- Exercise requirements
Without any pictures, restate the full set of records below exactly.

§ §

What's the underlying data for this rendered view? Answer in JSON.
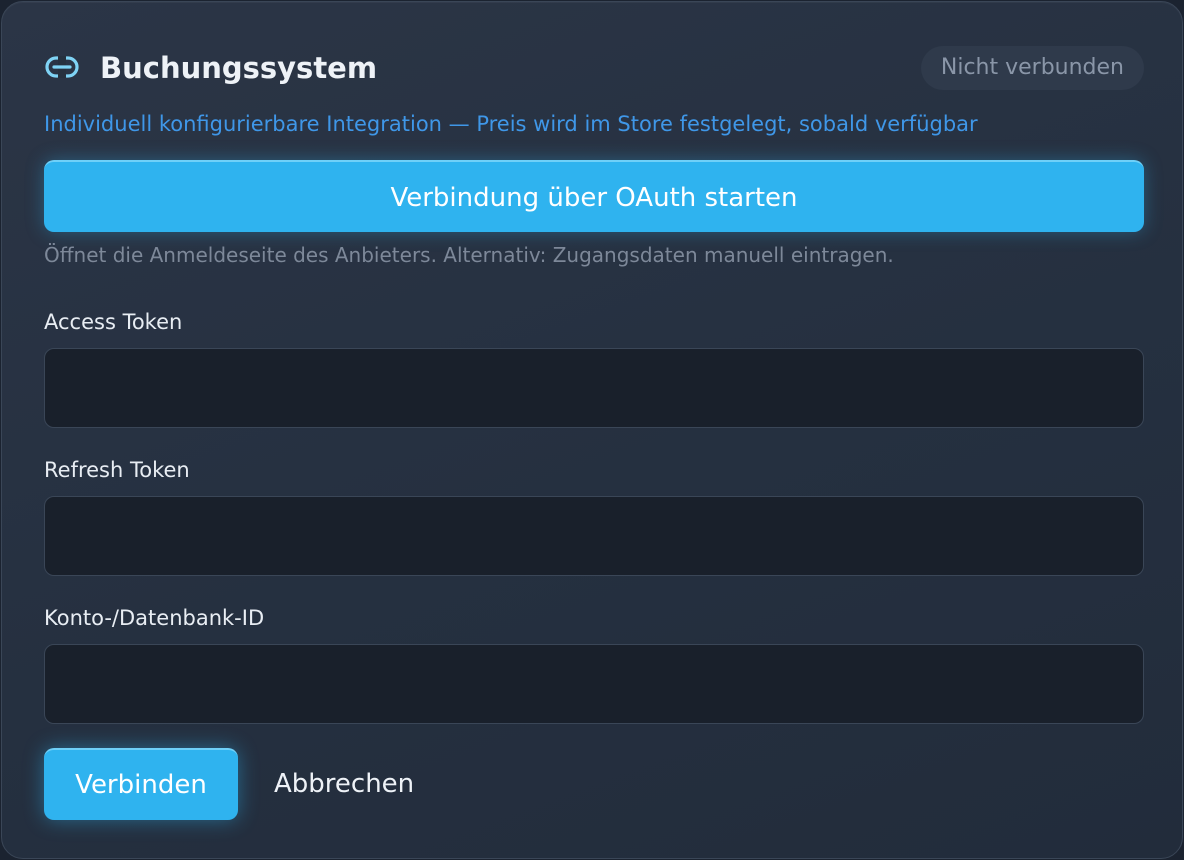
{
  "header": {
    "icon": "link-icon",
    "title": "Buchungssystem",
    "status": "Nicht verbunden"
  },
  "subtitle": "Individuell konfigurierbare Integration — Preis wird im Store festgelegt, sobald verfügbar",
  "oauth": {
    "button_label": "Verbindung über OAuth starten",
    "helper_text": "Öffnet die Anmeldeseite des Anbieters. Alternativ: Zugangsdaten manuell eintragen."
  },
  "fields": [
    {
      "label": "Access Token",
      "value": "",
      "placeholder": ""
    },
    {
      "label": "Refresh Token",
      "value": "",
      "placeholder": ""
    },
    {
      "label": "Konto-/Datenbank-ID",
      "value": "",
      "placeholder": ""
    }
  ],
  "actions": {
    "connect_label": "Verbinden",
    "cancel_label": "Abbrechen"
  },
  "colors": {
    "accent": "#2fb3ef",
    "link_text": "#3f97e8",
    "card_background": "#27303f",
    "input_background": "#19202b"
  }
}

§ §

- Reply
What's the underlying data for this rendered view? Answer in JSON.
{
  "header": {
    "icon": "link-icon",
    "title": "Buchungssystem",
    "status": "Nicht verbunden"
  },
  "subtitle": "Individuell konfigurierbare Integration — Preis wird im Store festgelegt, sobald verfügbar",
  "oauth": {
    "button_label": "Verbindung über OAuth starten",
    "helper_text": "Öffnet die Anmeldeseite des Anbieters. Alternativ: Zugangsdaten manuell eintragen."
  },
  "fields": [
    {
      "label": "Access Token",
      "value": "",
      "placeholder": ""
    },
    {
      "label": "Refresh Token",
      "value": "",
      "placeholder": ""
    },
    {
      "label": "Konto-/Datenbank-ID",
      "value": "",
      "placeholder": ""
    }
  ],
  "actions": {
    "connect_label": "Verbinden",
    "cancel_label": "Abbrechen"
  },
  "colors": {
    "accent": "#2fb3ef",
    "link_text": "#3f97e8",
    "card_background": "#27303f",
    "input_background": "#19202b"
  }
}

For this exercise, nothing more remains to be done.